5.3 Silicon bipolar transistors, such as type 2N2222A, are inexpensive, smaller than fission foils contained in a boron ball, and sensitive to a part of the neutron spectrum important to the damage of modern silicon electronics. They also can be used directly in arrays to map 1 Mev(Si) equivalent displacement damage fluence. The proper set of steps to take in reading the transistor-gain degradation is described in this test method.
5.4 The energy-dependence of the displacement damage function for silicon is found in . The major portion of the response for the silicon transistors will generally be above 100 keV.
1.1 This test method covers the use of 2N2222A silicon bipolar transistors as dosimetry sensors in the determination of neutron energy spectra and as 1 Mev(Si) equivalent displacement damage fluence monitors.
1.2 The neutron displacement in silicon can serve as a neutron spectrum sensor in the range 0.1 to 2.0 MeV when fission foils are not available.

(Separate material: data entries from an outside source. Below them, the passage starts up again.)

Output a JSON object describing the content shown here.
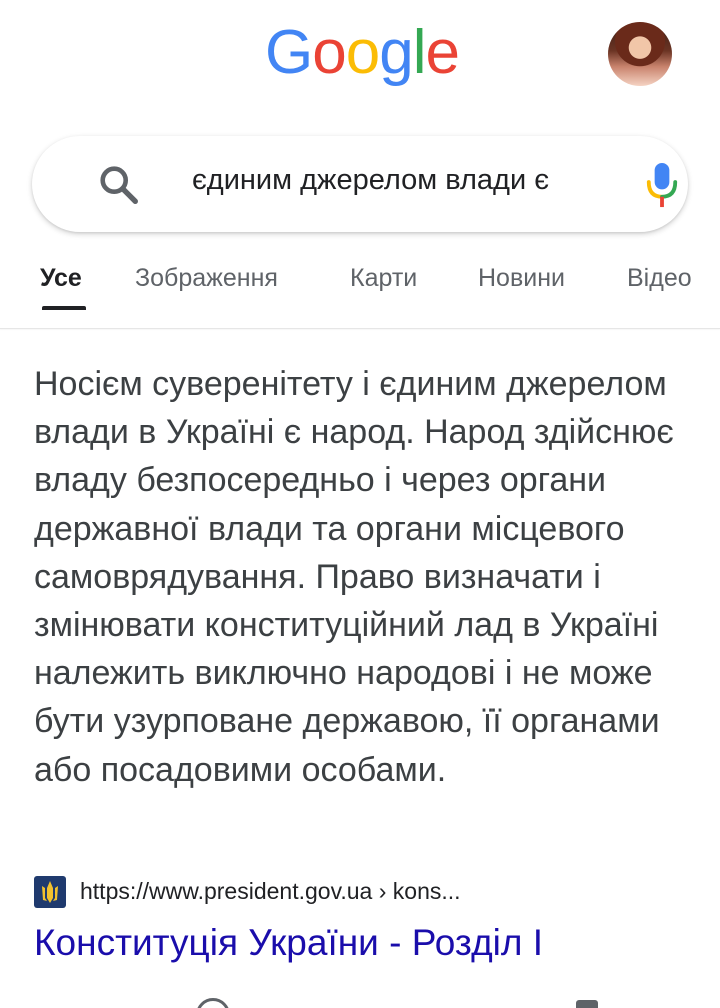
{
  "header": {
    "logo_letters": [
      {
        "char": "G",
        "color": "#4285F4"
      },
      {
        "char": "o",
        "color": "#EA4335"
      },
      {
        "char": "o",
        "color": "#FBBC05"
      },
      {
        "char": "g",
        "color": "#4285F4"
      },
      {
        "char": "l",
        "color": "#34A853"
      },
      {
        "char": "e",
        "color": "#EA4335"
      }
    ]
  },
  "search": {
    "query": "єдиним джерелом влади є"
  },
  "tabs": [
    {
      "label": "Усе",
      "active": true
    },
    {
      "label": "Зображення",
      "active": false
    },
    {
      "label": "Карти",
      "active": false
    },
    {
      "label": "Новини",
      "active": false
    },
    {
      "label": "Відео",
      "active": false
    }
  ],
  "snippet": {
    "text": "Носієм суверенітету і єдиним джерелом влади в Україні є народ. Народ здійснює владу безпосередньо і через органи державної влади та органи місцевого самоврядування. Право визначати і змінювати конституційний лад в Україні належить виключно народові і не може бути узурповане державою, її органами або посадовими особами."
  },
  "result": {
    "url": "https://www.president.gov.ua › kons...",
    "title": "Конституція України - Розділ I"
  },
  "colors": {
    "link": "#1a0dab",
    "text": "#3c4043",
    "tab_inactive": "#5f6368"
  }
}
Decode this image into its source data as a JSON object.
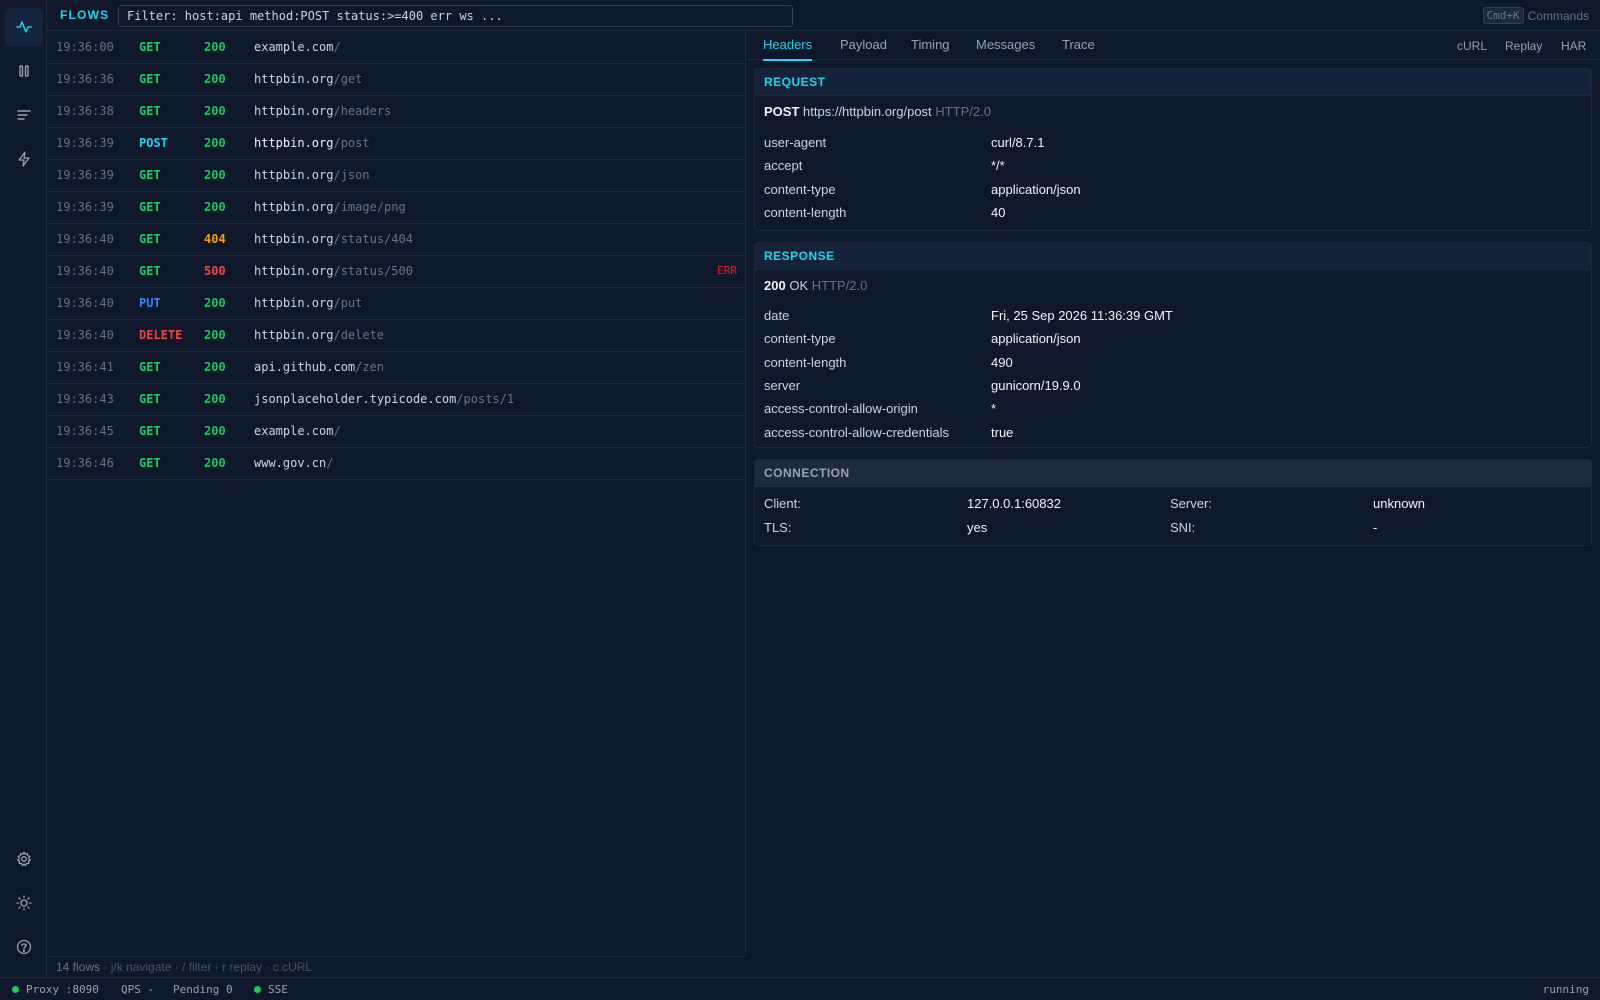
{
  "header": {
    "title": "FLOWS",
    "filter_placeholder": "Filter: host:api method:POST status:>=400 err ws ...",
    "shortcut_key": "Cmd+K",
    "commands_label": "Commands"
  },
  "sidebar": {
    "top_items": [
      {
        "name": "activity-icon",
        "active": true
      },
      {
        "name": "pause-icon",
        "active": false
      },
      {
        "name": "list-icon",
        "active": false
      },
      {
        "name": "bolt-icon",
        "active": false
      }
    ],
    "bottom_items": [
      {
        "name": "gear-icon"
      },
      {
        "name": "sun-icon"
      },
      {
        "name": "help-icon"
      }
    ]
  },
  "flows": [
    {
      "time": "19:36:00",
      "method": "GET",
      "status": "200",
      "host": "example.com",
      "path": "/",
      "err": ""
    },
    {
      "time": "19:36:36",
      "method": "GET",
      "status": "200",
      "host": "httpbin.org",
      "path": "/get",
      "err": ""
    },
    {
      "time": "19:36:38",
      "method": "GET",
      "status": "200",
      "host": "httpbin.org",
      "path": "/headers",
      "err": ""
    },
    {
      "time": "19:36:39",
      "method": "POST",
      "status": "200",
      "host": "httpbin.org",
      "path": "/post",
      "err": "",
      "selected": true
    },
    {
      "time": "19:36:39",
      "method": "GET",
      "status": "200",
      "host": "httpbin.org",
      "path": "/json",
      "err": ""
    },
    {
      "time": "19:36:39",
      "method": "GET",
      "status": "200",
      "host": "httpbin.org",
      "path": "/image/png",
      "err": ""
    },
    {
      "time": "19:36:40",
      "method": "GET",
      "status": "404",
      "host": "httpbin.org",
      "path": "/status/404",
      "err": ""
    },
    {
      "time": "19:36:40",
      "method": "GET",
      "status": "500",
      "host": "httpbin.org",
      "path": "/status/500",
      "err": "ERR"
    },
    {
      "time": "19:36:40",
      "method": "PUT",
      "status": "200",
      "host": "httpbin.org",
      "path": "/put",
      "err": ""
    },
    {
      "time": "19:36:40",
      "method": "DELETE",
      "status": "200",
      "host": "httpbin.org",
      "path": "/delete",
      "err": ""
    },
    {
      "time": "19:36:41",
      "method": "GET",
      "status": "200",
      "host": "api.github.com",
      "path": "/zen",
      "err": ""
    },
    {
      "time": "19:36:43",
      "method": "GET",
      "status": "200",
      "host": "jsonplaceholder.typicode.com",
      "path": "/posts/1",
      "err": ""
    },
    {
      "time": "19:36:45",
      "method": "GET",
      "status": "200",
      "host": "example.com",
      "path": "/",
      "err": ""
    },
    {
      "time": "19:36:46",
      "method": "GET",
      "status": "200",
      "host": "www.gov.cn",
      "path": "/",
      "err": ""
    }
  ],
  "flow_footer": {
    "count": "14 flows",
    "hints": " · j/k navigate · / filter · r replay · c cURL"
  },
  "tabs": [
    "Headers",
    "Payload",
    "Timing",
    "Messages",
    "Trace"
  ],
  "active_tab": "Headers",
  "actions": [
    "cURL",
    "Replay",
    "HAR"
  ],
  "request": {
    "title": "REQUEST",
    "method": "POST",
    "url": "https://httpbin.org/post",
    "protocol": "HTTP/2.0",
    "headers": [
      {
        "key": "user-agent",
        "value": "curl/8.7.1"
      },
      {
        "key": "accept",
        "value": "*/*"
      },
      {
        "key": "content-type",
        "value": "application/json"
      },
      {
        "key": "content-length",
        "value": "40"
      }
    ]
  },
  "response": {
    "title": "RESPONSE",
    "status": "200",
    "reason": "OK",
    "protocol": "HTTP/2.0",
    "headers": [
      {
        "key": "date",
        "value": "Fri, 25 Sep 2026 11:36:39 GMT"
      },
      {
        "key": "content-type",
        "value": "application/json"
      },
      {
        "key": "content-length",
        "value": "490"
      },
      {
        "key": "server",
        "value": "gunicorn/19.9.0"
      },
      {
        "key": "access-control-allow-origin",
        "value": "*"
      },
      {
        "key": "access-control-allow-credentials",
        "value": "true"
      }
    ]
  },
  "connection": {
    "title": "CONNECTION",
    "client_label": "Client:",
    "client_value": "127.0.0.1:60832",
    "server_label": "Server:",
    "server_value": "unknown",
    "tls_label": "TLS:",
    "tls_value": "yes",
    "sni_label": "SNI:",
    "sni_value": "-"
  },
  "statusbar": {
    "proxy": "Proxy :8090",
    "qps": "QPS -",
    "pending": "Pending 0",
    "sse": "SSE",
    "state": "running"
  },
  "colors": {
    "accent": "#22d3ee",
    "success": "#22c55e",
    "warning": "#f59e0b",
    "error": "#ef4444",
    "put": "#3b82f6"
  }
}
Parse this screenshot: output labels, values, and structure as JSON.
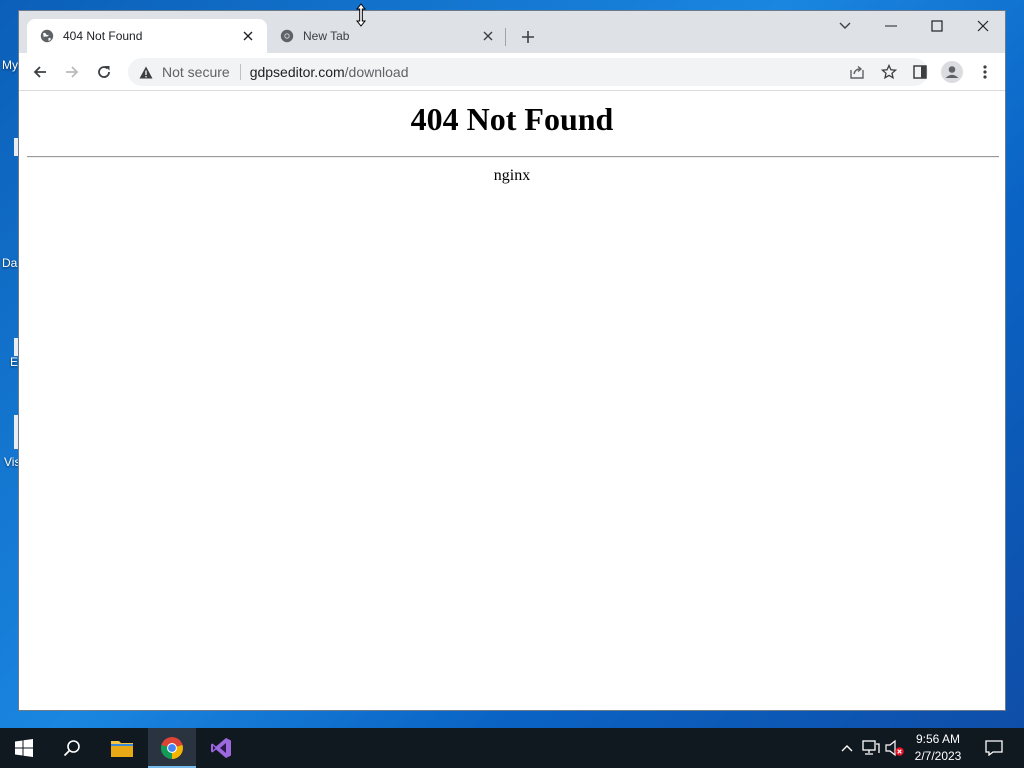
{
  "desktop": {
    "icon_labels": [
      "My",
      "Da",
      "E",
      "Vis"
    ]
  },
  "browser": {
    "tabs": [
      {
        "title": "404 Not Found",
        "favicon": "globe-icon",
        "active": true
      },
      {
        "title": "New Tab",
        "favicon": "chrome-icon",
        "active": false
      }
    ],
    "address": {
      "security_label": "Not secure",
      "host": "gdpseditor.com",
      "path": "/download"
    }
  },
  "page": {
    "heading": "404 Not Found",
    "server": "nginx"
  },
  "taskbar": {
    "time": "9:56 AM",
    "date": "2/7/2023"
  },
  "colors": {
    "taskbar": "#101820",
    "tabstrip": "#dee1e6",
    "omnibox": "#f1f3f4",
    "desktop": "#1a86e0"
  }
}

It has been applied in the fluence range between 2 × 1012 n/cm 2 to 1 × 1014 n/cm2 and should be useful up to 1 × 1015 n/cm2. This test method details the acquisition and use of 1 Mev(Si) equivalent fluence information for the partial determination of the neutron spectra by using 2N2222A transistors.
1.3 This sensor yields a direct measurement of the silicon 1 Mev equivalent fluence by the transfer technique.
1.4 The values stated in SI units are to be regarded as standard. No other units of measurement are included in this standard.
1.5 This standard does not purport to address all of the safety concerns, if any, associated with its use. It is the responsibility of the user of this standard to establish appropriate safety and health practices and determine the applicability of regulatory requirements prior to use.
2. Referenced Documents (purchase separately) The documents listed below are referenced within the subject standard but are not provided as part of the standard.
E170 Terminology Relating to Radiation Measurements and Dosimetry
E261 Practice for Determining Neutron Fluence, Fluence Rate, and Spectra by Radioactivation Techniques
E265 Test Method for Measuring Reaction Rates and Fast-Neutron Fluences by Radioactivation of Sulfur-32
E720 Guide for Selection and Use of Neutron Sensors for Determining Neutron Spectra Employed in Radiation-Hardness Testing of Electronics
E721 Guide for Determining Neutron Energy Spectra from Neutron Sensors for Radiation-Hardness Testing of Electronics
E722 Practice for Characterizing Neutron Fluence Spectra in Terms of an Equivalent Monoenergetic Neutron Fluence for Radiation-Hardness Testing of Electronics
E844 Guide for Sensor Set Design and Irradiation for Reactor Surveillance, E 706 (IIC)
E944 Guide for Application of Neutron Spectrum Adjustment Methods in Reactor Surveillance, E 706 (IIA)
E1854 Practice for Ensuring Test Consistency in Neutron-Induced Displacement Damage of Electronic Parts
E2005 Guide for Benchmark Testing of Reactor Dosimetry in Standard and Reference Neutron Fields
E2450 Practice for Application of CaF2(Mn) Thermoluminescence Dosimeters in Mixed Neutron-Photon Environments
ICS Number Code 31.200 (Integrated circuits. Microelectronics)
UNSPSC Code 32111613(Bipolar or radio frequency bipolar transistor)
ASTM E1855-15, Standard Test Method for Use of 2N2222A Silicon Bipolar Transistors as Neutron Spectrum Sensors and Displacement Damage Monitors, ASTM International, West Conshohocken, PA, 2015, www.astm.orgBack to Top